  6. ^ "statecenters". U.S. Census Bureau. 2000. Archived from the original on June 22, 2013. Retrieved 2006-11-21. 
  7. ^ Annual Estimates of the Resident Population: April 1, 2010 to July 1, 2016 Archived May 12, 2016, at the Wayback Machine. American Fact Finder, U.S. Bureau of the Census
  8. ^ "Minnesota Population Projections by Race and Hispanic Origin" (PDF). Minnesota Department of Administration. 2004. Retrieved 2006-08-14. 
  9. ^ "Modern Language Ass'n List of Hmong Language speakers by State using 2000 census data; Minnesota is third in the nation". Modern Language Association. 2004. Retrieved 2006-11-19. 
  10. ^ Historical Census Statistics on Population Totals By Race, 1790 to 1990, and By Hispanic Origin, 1970 to 1990, For The United States, Regions, Divisions, and States Archived December 24, 2014, at the Wayback Machine.
  11. ^ Population of Minnesota: Census 2010 and 2000 Interactive Map, Demographics, Statistics, Quick Facts
  12. ^ 2010 Census Data
  13. ^ "German Migration to Minnesota". Minnesota State University Anthropology Department. Retrieved 2007-05-12. 
  14. ^ Lass, William E. (1998) [1977]. Minnesota: A History (2nd ed.). New York, NY: W.W. Norton & Company. ISBN 0-393-04628-1. 

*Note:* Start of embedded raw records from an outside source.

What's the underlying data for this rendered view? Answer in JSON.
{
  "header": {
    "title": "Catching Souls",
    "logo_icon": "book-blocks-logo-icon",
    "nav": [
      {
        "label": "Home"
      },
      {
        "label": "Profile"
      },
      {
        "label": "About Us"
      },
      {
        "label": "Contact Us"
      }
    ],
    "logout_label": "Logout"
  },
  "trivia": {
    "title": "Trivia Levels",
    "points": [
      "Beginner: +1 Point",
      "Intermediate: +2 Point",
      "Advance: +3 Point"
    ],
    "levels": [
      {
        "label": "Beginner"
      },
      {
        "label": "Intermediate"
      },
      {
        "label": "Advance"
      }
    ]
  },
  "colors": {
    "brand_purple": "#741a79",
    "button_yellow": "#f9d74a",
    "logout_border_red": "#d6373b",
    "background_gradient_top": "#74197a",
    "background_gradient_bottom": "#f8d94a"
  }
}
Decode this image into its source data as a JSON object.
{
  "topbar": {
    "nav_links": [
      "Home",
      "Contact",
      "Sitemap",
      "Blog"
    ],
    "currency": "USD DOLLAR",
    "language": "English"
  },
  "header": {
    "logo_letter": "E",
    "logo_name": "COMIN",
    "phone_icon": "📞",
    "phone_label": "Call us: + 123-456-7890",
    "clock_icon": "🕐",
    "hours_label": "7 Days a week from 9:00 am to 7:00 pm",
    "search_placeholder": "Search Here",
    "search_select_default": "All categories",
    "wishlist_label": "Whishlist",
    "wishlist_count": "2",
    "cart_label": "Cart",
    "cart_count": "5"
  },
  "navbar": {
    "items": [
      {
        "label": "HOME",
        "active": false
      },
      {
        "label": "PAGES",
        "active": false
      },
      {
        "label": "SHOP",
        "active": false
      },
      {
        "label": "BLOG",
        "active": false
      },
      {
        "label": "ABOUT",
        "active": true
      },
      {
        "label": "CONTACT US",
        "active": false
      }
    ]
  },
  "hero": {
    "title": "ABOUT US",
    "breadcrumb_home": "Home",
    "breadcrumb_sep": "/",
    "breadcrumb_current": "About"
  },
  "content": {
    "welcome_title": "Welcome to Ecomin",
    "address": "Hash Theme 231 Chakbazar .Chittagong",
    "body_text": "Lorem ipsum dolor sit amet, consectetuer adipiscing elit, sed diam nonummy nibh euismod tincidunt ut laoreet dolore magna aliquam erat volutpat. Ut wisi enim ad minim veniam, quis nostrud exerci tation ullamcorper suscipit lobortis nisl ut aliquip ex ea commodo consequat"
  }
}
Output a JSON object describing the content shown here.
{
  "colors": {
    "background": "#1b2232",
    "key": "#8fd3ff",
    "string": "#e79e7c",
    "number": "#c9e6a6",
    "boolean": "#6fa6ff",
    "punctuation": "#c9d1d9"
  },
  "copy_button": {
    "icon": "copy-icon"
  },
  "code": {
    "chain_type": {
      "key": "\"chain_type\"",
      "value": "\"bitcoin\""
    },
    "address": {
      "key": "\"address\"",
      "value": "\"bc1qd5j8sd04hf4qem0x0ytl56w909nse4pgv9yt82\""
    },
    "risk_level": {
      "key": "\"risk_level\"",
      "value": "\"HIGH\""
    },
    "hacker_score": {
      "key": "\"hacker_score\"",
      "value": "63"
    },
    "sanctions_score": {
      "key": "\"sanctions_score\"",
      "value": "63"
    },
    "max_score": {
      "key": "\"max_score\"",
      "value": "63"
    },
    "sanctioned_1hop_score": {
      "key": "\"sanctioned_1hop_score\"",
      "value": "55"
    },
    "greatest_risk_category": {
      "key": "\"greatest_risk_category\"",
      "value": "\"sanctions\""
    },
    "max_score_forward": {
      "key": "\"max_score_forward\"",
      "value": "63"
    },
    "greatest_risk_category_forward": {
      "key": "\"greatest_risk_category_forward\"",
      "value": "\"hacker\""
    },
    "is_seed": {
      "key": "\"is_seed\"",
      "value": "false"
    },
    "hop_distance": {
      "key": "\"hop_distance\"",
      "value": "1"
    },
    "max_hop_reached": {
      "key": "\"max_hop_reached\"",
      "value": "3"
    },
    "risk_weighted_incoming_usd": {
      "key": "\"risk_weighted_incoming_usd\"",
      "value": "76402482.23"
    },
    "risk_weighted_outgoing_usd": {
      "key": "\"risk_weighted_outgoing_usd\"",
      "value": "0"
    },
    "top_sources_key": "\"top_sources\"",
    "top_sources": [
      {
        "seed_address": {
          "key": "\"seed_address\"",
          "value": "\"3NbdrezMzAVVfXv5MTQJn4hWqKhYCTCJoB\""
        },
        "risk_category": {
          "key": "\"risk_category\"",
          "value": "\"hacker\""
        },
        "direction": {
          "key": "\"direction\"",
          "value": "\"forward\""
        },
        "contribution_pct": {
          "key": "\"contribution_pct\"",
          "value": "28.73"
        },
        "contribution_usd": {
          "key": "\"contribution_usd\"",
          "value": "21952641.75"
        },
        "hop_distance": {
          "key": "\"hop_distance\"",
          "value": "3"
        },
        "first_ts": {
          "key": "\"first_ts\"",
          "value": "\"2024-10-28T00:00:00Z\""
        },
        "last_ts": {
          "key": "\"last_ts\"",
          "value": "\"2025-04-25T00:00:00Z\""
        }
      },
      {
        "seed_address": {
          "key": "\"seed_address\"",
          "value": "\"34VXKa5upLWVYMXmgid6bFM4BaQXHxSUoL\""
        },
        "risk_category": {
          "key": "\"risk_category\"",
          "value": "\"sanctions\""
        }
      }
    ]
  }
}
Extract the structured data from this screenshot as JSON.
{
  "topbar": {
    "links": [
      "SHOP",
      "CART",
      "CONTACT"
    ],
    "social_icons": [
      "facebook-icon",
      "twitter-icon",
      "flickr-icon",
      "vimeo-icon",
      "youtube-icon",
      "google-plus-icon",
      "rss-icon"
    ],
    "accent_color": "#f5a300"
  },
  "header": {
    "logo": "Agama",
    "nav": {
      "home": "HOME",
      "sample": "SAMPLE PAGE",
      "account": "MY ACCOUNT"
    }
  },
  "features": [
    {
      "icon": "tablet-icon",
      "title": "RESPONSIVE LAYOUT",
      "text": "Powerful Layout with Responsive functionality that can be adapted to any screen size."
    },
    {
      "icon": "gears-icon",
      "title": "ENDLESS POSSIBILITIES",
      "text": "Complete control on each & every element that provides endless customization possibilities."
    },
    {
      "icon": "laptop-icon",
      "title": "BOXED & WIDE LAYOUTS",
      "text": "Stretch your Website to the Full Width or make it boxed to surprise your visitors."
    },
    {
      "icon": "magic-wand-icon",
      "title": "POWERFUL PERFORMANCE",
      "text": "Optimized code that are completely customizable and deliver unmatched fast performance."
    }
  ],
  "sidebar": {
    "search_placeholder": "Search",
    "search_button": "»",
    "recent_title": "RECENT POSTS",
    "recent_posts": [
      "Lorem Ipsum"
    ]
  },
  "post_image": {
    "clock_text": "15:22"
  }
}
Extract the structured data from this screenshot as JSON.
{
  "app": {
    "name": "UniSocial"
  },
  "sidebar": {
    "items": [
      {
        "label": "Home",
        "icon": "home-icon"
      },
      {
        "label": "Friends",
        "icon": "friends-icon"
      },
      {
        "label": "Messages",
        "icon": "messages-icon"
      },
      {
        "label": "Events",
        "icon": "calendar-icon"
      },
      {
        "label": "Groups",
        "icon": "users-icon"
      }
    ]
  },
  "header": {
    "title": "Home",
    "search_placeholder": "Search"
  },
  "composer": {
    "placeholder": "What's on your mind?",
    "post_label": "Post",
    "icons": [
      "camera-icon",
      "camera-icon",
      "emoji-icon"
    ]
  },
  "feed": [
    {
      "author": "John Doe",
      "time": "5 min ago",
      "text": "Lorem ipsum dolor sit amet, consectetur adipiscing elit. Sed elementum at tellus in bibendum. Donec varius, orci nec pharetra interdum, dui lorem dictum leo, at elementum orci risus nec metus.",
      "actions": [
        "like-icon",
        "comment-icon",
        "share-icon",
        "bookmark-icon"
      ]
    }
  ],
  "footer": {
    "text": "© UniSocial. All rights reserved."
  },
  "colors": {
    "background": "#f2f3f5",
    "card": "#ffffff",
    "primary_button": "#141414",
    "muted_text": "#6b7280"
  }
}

  15. ^ Henderson, O.Kay (March 14, 2005). "Mondale, Ray join to remember rescue of "boat people"". Radio Iowa. Learfield Communications, Inc. Archived from the original on 2007-09-27. Retrieved 2007-05-12. 
  16. ^ a b c "2014 MAA-CBO Directory" (PDF). Minnesota DOH. Retrieved 11 January 2018. 
  17. ^ a b c "Immigration & Language". Minnesota State Demographic Center. Retrieved 2 January 2018. 
  18. ^ "New Americans in the North Star State" (PDF). Immigration Policy Center. American Immigration Council. Retrieved 30 October 2017. [dead link]
  19. ^ Immigrants blend Christmas traditions from home and America
  20. ^
  21. ^
  22. ^
  23. ^ Gilman, Rhonda R. (1989). The Story of Minnesota's Past. Saint Paul, Minnesota: Minnesota Historical Society Press. p. 99. ISBN 0-87351-267-7. 
  24. ^
  25. ^
  26. ^ "American Religious Identification Survey". Exhibit 15. The Graduate Center, City University of New York. Archived from the original on October 24, 2005. Retrieved 2006-11-24. 
  27. ^ "State Membership Reports". Retrieved 2010-06-15. 
  28. ^ "Minnesota Quickfacts". US Census. Archived from the original on December 2, 2006. Retrieved November 21, 2012. 
  29. ^ "Facts About High School Graduates". MN Office of Higher Education. Retrieved 20 November 2012. 
  30. ^ a b "High School Graduate Projections". Minnesota Office of Higher Education. Retrieved 21 November 2012. 
  31. ^ "Campus and Unit Enrollment by Academic Level for Fall 2012". University of Minnesota. Retrieved 21 November 2012. 
  32. ^ "Enrollment Facts" (PDF). Amazing Facts. MNSCU. Retrieved 21 November 2012. 

Further reading[edit]